Micron filed a motion in limine to preclude Mr. Milani . . . reflecting a 0.25% royalty rate. In addition, Micron moved to strike portions of Mr. Milani’s expert report under Rule 37 of the Federal Rules of Civil Procedure as being based on facts, evidence, and theories that MLC disclosed for the first time in Mr. Milani’s expert report. Micron had asked for MLC’s damages theories . . . during fact discovery . . . and during a Rule 30(b)(6) deposition of a corporate designee. Finally, Micron filed a Daubert motion, seeking to exclude Mr. Milani’s reasonable royalty opinion for failure to apportion out the value of non-patented features. The district court granted all three motions.

Judge Stoll first highlighted that when the court reviews “damages in patent cases, we apply regional circuit law to procedural issues and Federal Circuit law to substantive and procedural issues pertaining to patent law.” The court then proceeded to address MLC’s challenges of “all three of the district court’s exclusion orders.”

Judge Stoll stated that the district judge “[a]s a gatekeeper . . . was required ‘to ensure that any and all scientific testimony or evidence admitted is not only relevant, but reliable.’” And, here, “the district court properly determined that Mr. Milani’s ‘testimony about . . . a 0.25% royalty rate [was] not ‘based on sufficient facts or data.’” The court held that “Mr. Milani’s testimony that he understood” case law permitted “use a 0.25% royalty” was “not sufficiently tethered to the evidence presented.”

The court further explained that, “under Rule 37(c)(1) of the Federal Rules of Civil Procedure,” “when ‘a party fails to provide information or identify a witness as required . . . the party is not allowed to use the information or witness to supply evidence . . . unless the failure was substantially justified or is harmless.” Applied here, explained the court, “where MLC had failed to disclose in discovery all of the evidence that Mr. Milani relied on in support of” his opinion, “he could not opine that the license reflected a 0.25% royalty rate.”
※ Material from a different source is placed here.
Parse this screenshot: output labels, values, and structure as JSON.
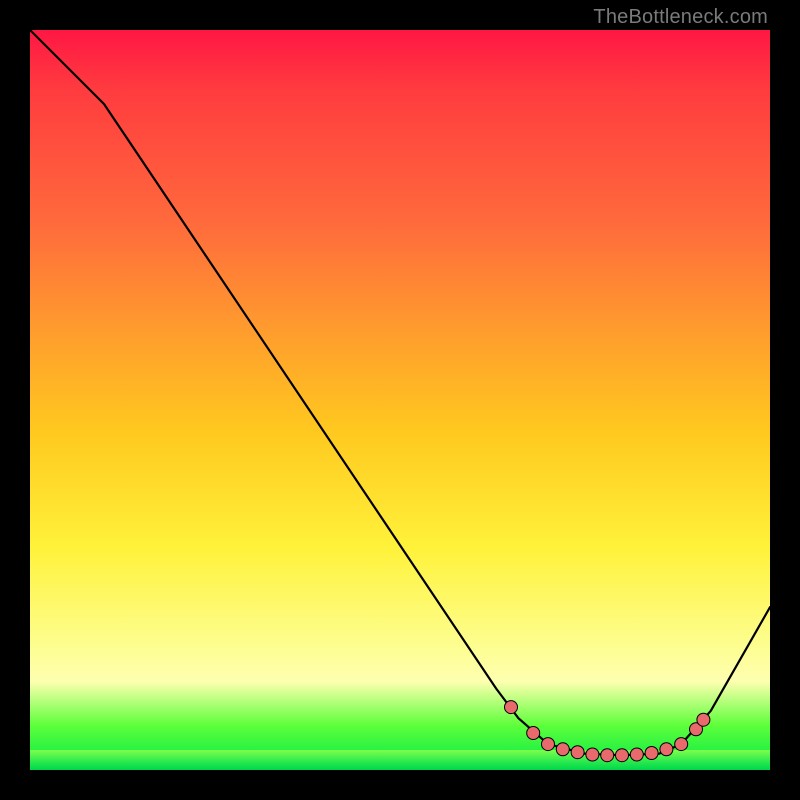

Judge Stoll went on to explain that the court affirmed “the district court’s grant of Micron’s Daubert motion to exclude Mr. Milani’s expert opinion on reasonable royalty for failure to apportion.” Judge Stoll explained that, “when the accused technology does not make up the whole of the accused product, apportionment is required. . . even where the proposed royalty base is the smallest saleable patent practicing unit.” Ultimately, the “combination of royalty base and royalty rate must reflect the value attributable to the infringing feature of the product, and no more.” In this case, Judge Stoll indicated that “the sole asserted claim is claim 30 . . . and the accused technology does not make up the whole.” Consequently, “the district court did not abuse its discretion in granting Micron’s Daubert motion.”   

As a result of its analysis, the Federal Circuit “affirm[ed] the district court’s orders precluding MLC’s damages expert from characterizing certain license agreements as reflecting a 0.25% royalty, opining on a reasonable royalty rate when MLC failed to produce key documents and information directed to its damages theory when requested prior to expert  discovery, and opining on the royalty base and royalty rate where the expert failed to apportion for non-patented features.”